DATA FOR ANALYSIS section start

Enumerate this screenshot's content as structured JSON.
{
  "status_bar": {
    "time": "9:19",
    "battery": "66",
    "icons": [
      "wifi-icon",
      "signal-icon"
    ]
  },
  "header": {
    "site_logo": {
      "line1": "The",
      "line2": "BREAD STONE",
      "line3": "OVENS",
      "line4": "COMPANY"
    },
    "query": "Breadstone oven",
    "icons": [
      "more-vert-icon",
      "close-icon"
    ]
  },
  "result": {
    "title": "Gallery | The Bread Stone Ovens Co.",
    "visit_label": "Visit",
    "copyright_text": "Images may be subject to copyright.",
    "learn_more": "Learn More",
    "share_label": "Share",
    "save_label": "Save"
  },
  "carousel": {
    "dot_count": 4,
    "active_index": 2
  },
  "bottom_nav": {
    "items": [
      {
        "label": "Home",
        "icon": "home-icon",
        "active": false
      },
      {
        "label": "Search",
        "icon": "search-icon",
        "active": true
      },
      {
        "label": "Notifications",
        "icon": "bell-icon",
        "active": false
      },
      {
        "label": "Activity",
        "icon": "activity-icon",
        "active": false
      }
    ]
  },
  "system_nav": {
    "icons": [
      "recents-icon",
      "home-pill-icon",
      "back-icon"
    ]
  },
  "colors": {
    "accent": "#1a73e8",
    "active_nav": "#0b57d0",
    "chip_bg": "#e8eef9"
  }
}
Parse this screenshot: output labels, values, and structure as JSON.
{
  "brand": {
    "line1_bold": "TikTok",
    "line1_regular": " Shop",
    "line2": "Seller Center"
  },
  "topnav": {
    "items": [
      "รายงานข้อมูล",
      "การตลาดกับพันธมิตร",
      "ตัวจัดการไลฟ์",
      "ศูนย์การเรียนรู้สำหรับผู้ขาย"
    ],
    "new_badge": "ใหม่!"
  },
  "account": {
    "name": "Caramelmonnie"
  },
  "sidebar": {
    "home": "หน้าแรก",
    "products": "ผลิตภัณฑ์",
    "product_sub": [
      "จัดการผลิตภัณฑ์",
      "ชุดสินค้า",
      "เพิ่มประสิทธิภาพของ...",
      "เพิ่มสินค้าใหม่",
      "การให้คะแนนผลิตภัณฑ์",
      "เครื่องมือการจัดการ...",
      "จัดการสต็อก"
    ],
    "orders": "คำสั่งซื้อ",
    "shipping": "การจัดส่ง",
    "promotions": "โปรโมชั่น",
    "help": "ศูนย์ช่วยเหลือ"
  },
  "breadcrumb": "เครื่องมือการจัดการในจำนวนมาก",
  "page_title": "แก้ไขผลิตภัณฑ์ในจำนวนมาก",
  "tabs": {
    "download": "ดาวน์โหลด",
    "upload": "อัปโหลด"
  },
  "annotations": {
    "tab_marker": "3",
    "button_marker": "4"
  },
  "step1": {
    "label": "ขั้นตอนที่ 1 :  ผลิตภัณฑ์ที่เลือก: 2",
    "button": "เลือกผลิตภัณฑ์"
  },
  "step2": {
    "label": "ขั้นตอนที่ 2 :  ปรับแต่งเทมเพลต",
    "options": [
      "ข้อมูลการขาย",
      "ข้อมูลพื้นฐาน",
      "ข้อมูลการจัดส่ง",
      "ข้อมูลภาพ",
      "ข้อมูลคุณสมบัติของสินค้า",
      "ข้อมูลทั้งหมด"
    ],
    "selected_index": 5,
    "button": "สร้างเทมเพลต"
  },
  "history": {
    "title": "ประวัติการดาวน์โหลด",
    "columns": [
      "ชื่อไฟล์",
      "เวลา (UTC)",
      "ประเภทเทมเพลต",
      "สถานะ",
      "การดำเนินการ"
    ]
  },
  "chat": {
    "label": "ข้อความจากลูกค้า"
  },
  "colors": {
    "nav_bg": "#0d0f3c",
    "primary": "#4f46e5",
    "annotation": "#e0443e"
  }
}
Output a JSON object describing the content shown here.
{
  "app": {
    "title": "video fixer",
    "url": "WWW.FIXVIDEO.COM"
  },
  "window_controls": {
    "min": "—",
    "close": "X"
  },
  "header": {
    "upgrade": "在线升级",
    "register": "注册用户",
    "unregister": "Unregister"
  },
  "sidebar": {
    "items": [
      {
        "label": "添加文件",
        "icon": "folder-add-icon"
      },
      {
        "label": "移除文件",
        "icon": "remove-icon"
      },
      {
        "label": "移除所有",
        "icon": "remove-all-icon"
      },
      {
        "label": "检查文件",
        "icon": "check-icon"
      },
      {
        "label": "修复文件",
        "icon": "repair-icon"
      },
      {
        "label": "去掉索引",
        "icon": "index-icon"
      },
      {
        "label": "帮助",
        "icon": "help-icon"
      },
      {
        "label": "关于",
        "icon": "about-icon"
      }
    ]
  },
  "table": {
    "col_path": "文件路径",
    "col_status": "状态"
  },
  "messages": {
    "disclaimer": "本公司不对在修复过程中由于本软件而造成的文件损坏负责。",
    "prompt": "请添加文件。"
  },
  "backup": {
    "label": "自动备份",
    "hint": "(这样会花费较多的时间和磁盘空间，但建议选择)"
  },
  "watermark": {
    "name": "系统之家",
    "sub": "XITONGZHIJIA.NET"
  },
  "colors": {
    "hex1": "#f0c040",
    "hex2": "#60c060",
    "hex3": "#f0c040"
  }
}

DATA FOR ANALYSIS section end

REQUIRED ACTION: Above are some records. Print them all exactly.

TASK RESPONSE:
Enumerate this screenshot's content as structured JSON.
{
  "status_bar": {
    "time": "9:19",
    "battery": "66",
    "icons": [
      "wifi-icon",
      "signal-icon"
    ]
  },
  "header": {
    "site_logo": {
      "line1": "The",
      "line2": "BREAD STONE",
      "line3": "OVENS",
      "line4": "COMPANY"
    },
    "query": "Breadstone oven",
    "icons": [
      "more-vert-icon",
      "close-icon"
    ]
  },
  "result": {
    "title": "Gallery | The Bread Stone Ovens Co.",
    "visit_label": "Visit",
    "copyright_text": "Images may be subject to copyright.",
    "learn_more": "Learn More",
    "share_label": "Share",
    "save_label": "Save"
  },
  "carousel": {
    "dot_count": 4,
    "active_index": 2
  },
  "bottom_nav": {
    "items": [
      {
        "label": "Home",
        "icon": "home-icon",
        "active": false
      },
      {
        "label": "Search",
        "icon": "search-icon",
        "active": true
      },
      {
        "label": "Notifications",
        "icon": "bell-icon",
        "active": false
      },
      {
        "label": "Activity",
        "icon": "activity-icon",
        "active": false
      }
    ]
  },
  "system_nav": {
    "icons": [
      "recents-icon",
      "home-pill-icon",
      "back-icon"
    ]
  },
  "colors": {
    "accent": "#1a73e8",
    "active_nav": "#0b57d0",
    "chip_bg": "#e8eef9"
  }
}
Parse this screenshot: output labels, values, and structure as JSON.
{
  "brand": {
    "line1_bold": "TikTok",
    "line1_regular": " Shop",
    "line2": "Seller Center"
  },
  "topnav": {
    "items": [
      "รายงานข้อมูล",
      "การตลาดกับพันธมิตร",
      "ตัวจัดการไลฟ์",
      "ศูนย์การเรียนรู้สำหรับผู้ขาย"
    ],
    "new_badge": "ใหม่!"
  },
  "account": {
    "name": "Caramelmonnie"
  },
  "sidebar": {
    "home": "หน้าแรก",
    "products": "ผลิตภัณฑ์",
    "product_sub": [
      "จัดการผลิตภัณฑ์",
      "ชุดสินค้า",
      "เพิ่มประสิทธิภาพของ...",
      "เพิ่มสินค้าใหม่",
      "การให้คะแนนผลิตภัณฑ์",
      "เครื่องมือการจัดการ...",
      "จัดการสต็อก"
    ],
    "orders": "คำสั่งซื้อ",
    "shipping": "การจัดส่ง",
    "promotions": "โปรโมชั่น",
    "help": "ศูนย์ช่วยเหลือ"
  },
  "breadcrumb": "เครื่องมือการจัดการในจำนวนมาก",
  "page_title": "แก้ไขผลิตภัณฑ์ในจำนวนมาก",
  "tabs": {
    "download": "ดาวน์โหลด",
    "upload": "อัปโหลด"
  },
  "annotations": {
    "tab_marker": "3",
    "button_marker": "4"
  },
  "step1": {
    "label": "ขั้นตอนที่ 1 :  ผลิตภัณฑ์ที่เลือก: 2",
    "button": "เลือกผลิตภัณฑ์"
  },
  "step2": {
    "label": "ขั้นตอนที่ 2 :  ปรับแต่งเทมเพลต",
    "options": [
      "ข้อมูลการขาย",
      "ข้อมูลพื้นฐาน",
      "ข้อมูลการจัดส่ง",
      "ข้อมูลภาพ",
      "ข้อมูลคุณสมบัติของสินค้า",
      "ข้อมูลทั้งหมด"
    ],
    "selected_index": 5,
    "button": "สร้างเทมเพลต"
  },
  "history": {
    "title": "ประวัติการดาวน์โหลด",
    "columns": [
      "ชื่อไฟล์",
      "เวลา (UTC)",
      "ประเภทเทมเพลต",
      "สถานะ",
      "การดำเนินการ"
    ]
  },
  "chat": {
    "label": "ข้อความจากลูกค้า"
  },
  "colors": {
    "nav_bg": "#0d0f3c",
    "primary": "#4f46e5",
    "annotation": "#e0443e"
  }
}
Output a JSON object describing the content shown here.
{
  "app": {
    "title": "video fixer",
    "url": "WWW.FIXVIDEO.COM"
  },
  "window_controls": {
    "min": "—",
    "close": "X"
  },
  "header": {
    "upgrade": "在线升级",
    "register": "注册用户",
    "unregister": "Unregister"
  },
  "sidebar": {
    "items": [
      {
        "label": "添加文件",
        "icon": "folder-add-icon"
      },
      {
        "label": "移除文件",
        "icon": "remove-icon"
      },
      {
        "label": "移除所有",
        "icon": "remove-all-icon"
      },
      {
        "label": "检查文件",
        "icon": "check-icon"
      },
      {
        "label": "修复文件",
        "icon": "repair-icon"
      },
      {
        "label": "去掉索引",
        "icon": "index-icon"
      },
      {
        "label": "帮助",
        "icon": "help-icon"
      },
      {
        "label": "关于",
        "icon": "about-icon"
      }
    ]
  },
  "table": {
    "col_path": "文件路径",
    "col_status": "状态"
  },
  "messages": {
    "disclaimer": "本公司不对在修复过程中由于本软件而造成的文件损坏负责。",
    "prompt": "请添加文件。"
  },
  "backup": {
    "label": "自动备份",
    "hint": "(这样会花费较多的时间和磁盘空间，但建议选择)"
  },
  "watermark": {
    "name": "系统之家",
    "sub": "XITONGZHIJIA.NET"
  },
  "colors": {
    "hex1": "#f0c040",
    "hex2": "#60c060",
    "hex3": "#f0c040"
  }
}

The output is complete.